Page and application data records:
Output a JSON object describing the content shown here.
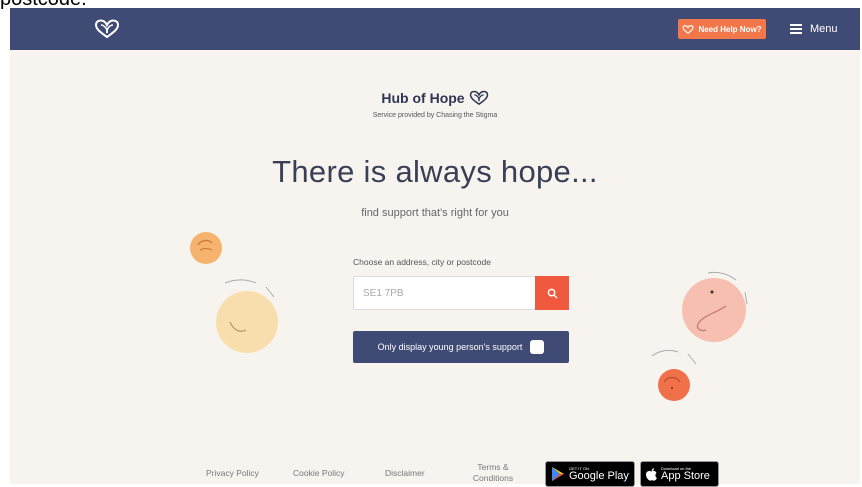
{
  "top_cut_text": "postcode.",
  "header": {
    "help_label": "Need Help Now?",
    "menu_label": "Menu"
  },
  "brand": {
    "title": "Hub of Hope",
    "subtitle": "Service provided by Chasing the Stigma"
  },
  "hero": {
    "heading": "There is always hope...",
    "tagline": "find support that's right for you"
  },
  "search": {
    "label": "Choose an address, city or postcode",
    "value": "SE1 7PB"
  },
  "young_toggle": {
    "label": "Only display young person's support",
    "checked": false
  },
  "footer": {
    "links": [
      "Privacy Policy",
      "Cookie Policy",
      "Disclaimer",
      "Terms & Conditions"
    ],
    "google_play": {
      "small": "GET IT ON",
      "big": "Google Play"
    },
    "app_store": {
      "small": "Download on the",
      "big": "App Store"
    }
  },
  "colors": {
    "nav": "#3f4b74",
    "accent": "#f2784b",
    "search_button": "#f0593d",
    "background": "#f7f4ef"
  }
}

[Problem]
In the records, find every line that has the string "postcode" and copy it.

[Response]
  "top_cut_text": "postcode.",
    "label": "Choose an address, city or postcode",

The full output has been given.